Considering the US railroad industry, which is characterized by seven integrated firms that provide freight services on tracks they own and maintain, this paper provides a structural model that allows to evaluate the potential effects of opening the rail network to new firms on prices and investment incentives. In particular, we propose a framework for analyzing the tension between static efficiency (pricing behavior) and dynamic efficiency (investment behavior). The investment behavior is rendered endogenous by means of a dynamic model where the current investment depends on the expected future profits. We then use a forward simulation procedure to analyze the effect of an open-access market structure where a new firm uses the network of one of the biggest railroad firm. Under a simple access charge equaled to the marginal cost of access, investment in network infrastructure decreases by 10% per year, leading to a significant decrease in network quality over time. Under this setting, despite the increase of price competition, the decrease in network quality leads to a fall in consumer welfare. Other types of (more evolved) access charges might even allow to relax the tension between static efficiency and dynamic efficiency, allowing more price competition while preserving investment incentives. This topic deserves further research and is beyond the scope of this paper.
Bibliographical notePublisher Copyright:

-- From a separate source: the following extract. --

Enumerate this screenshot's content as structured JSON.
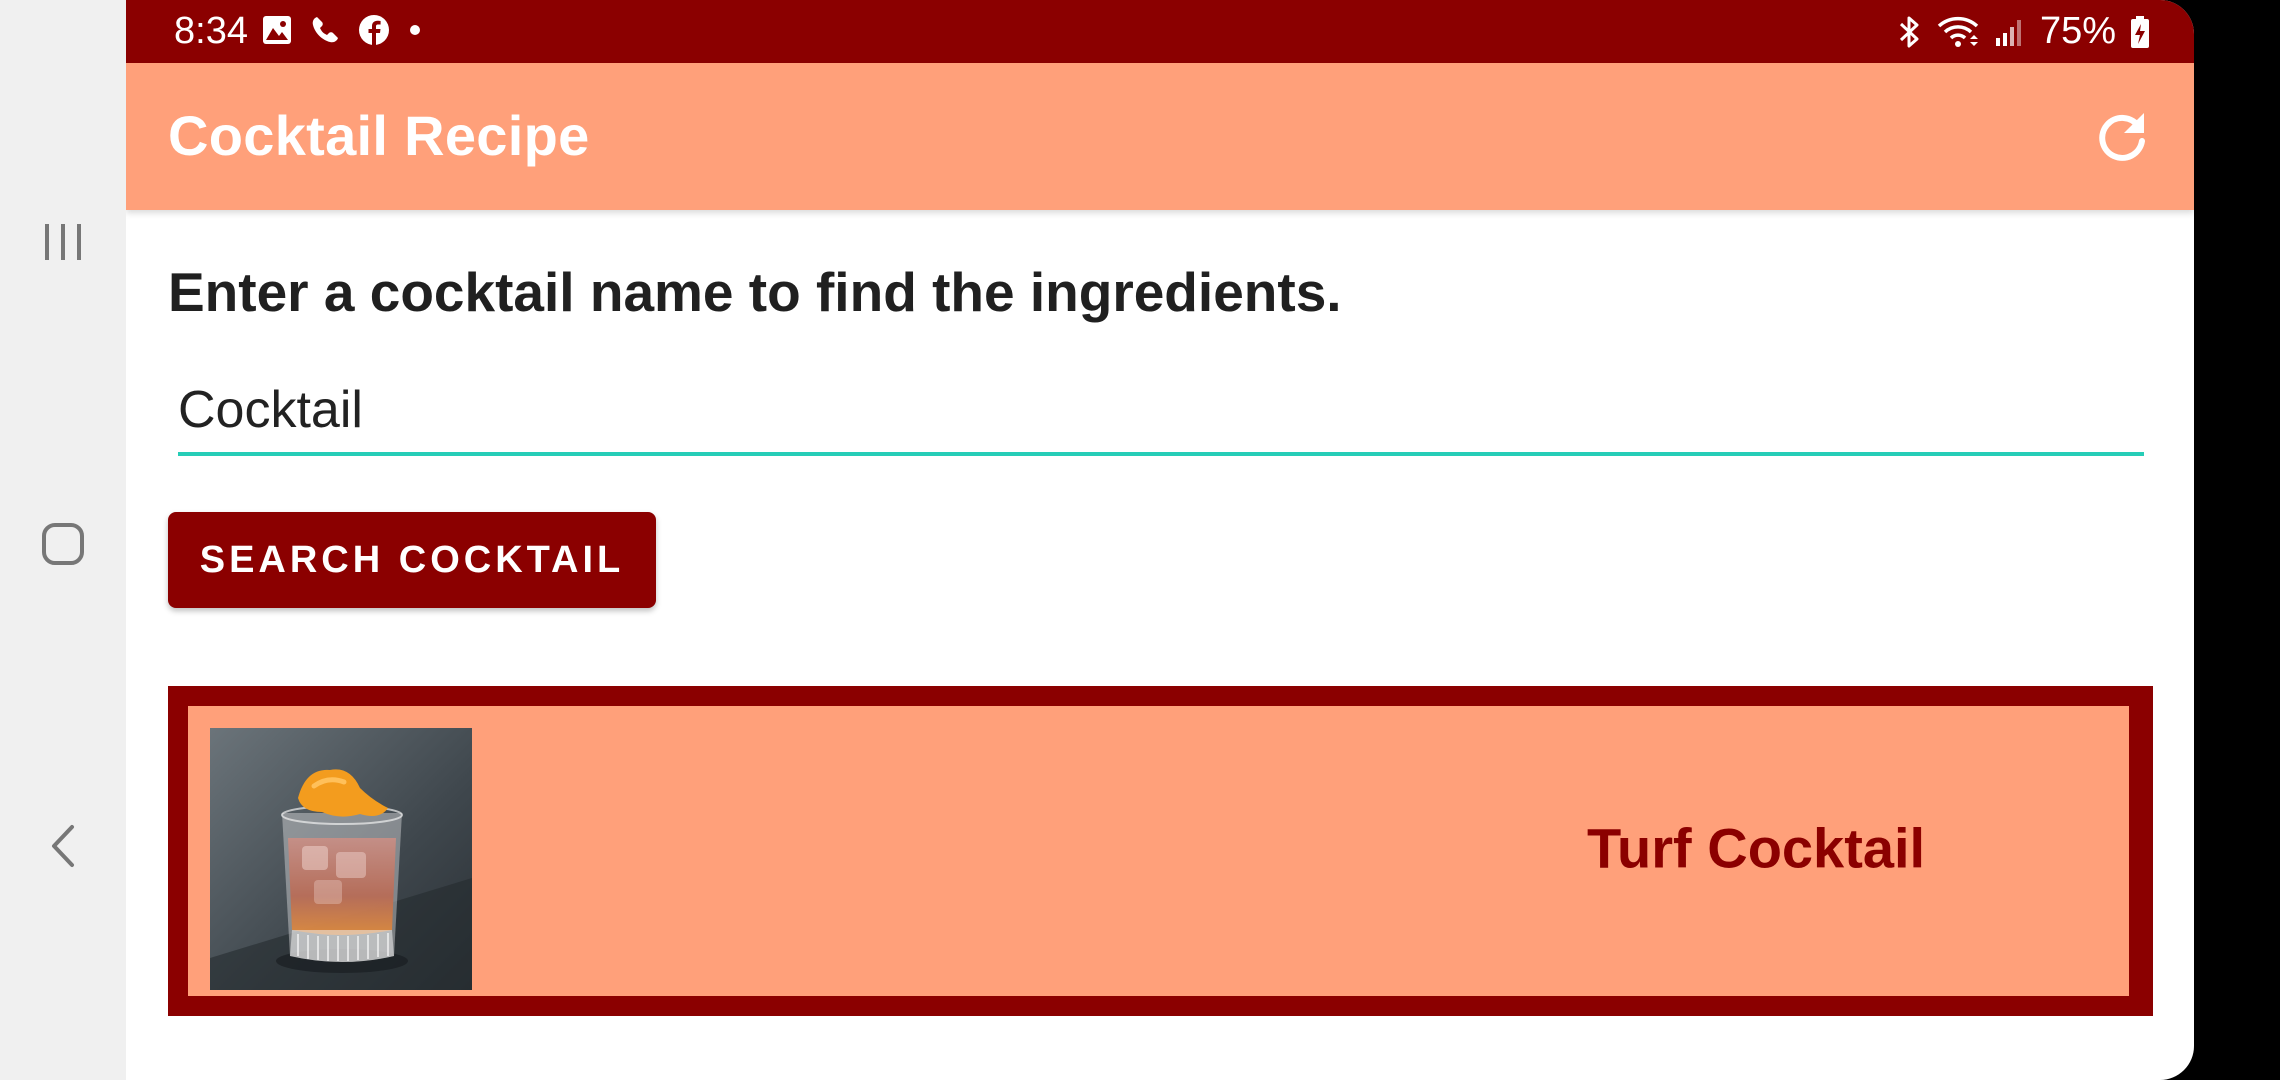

© 2019 Walter de Gruyter GmbH, Berlin/Boston 2019.
- dynamic structural models
- railroad industry
- static-dynamic efficiency trade-off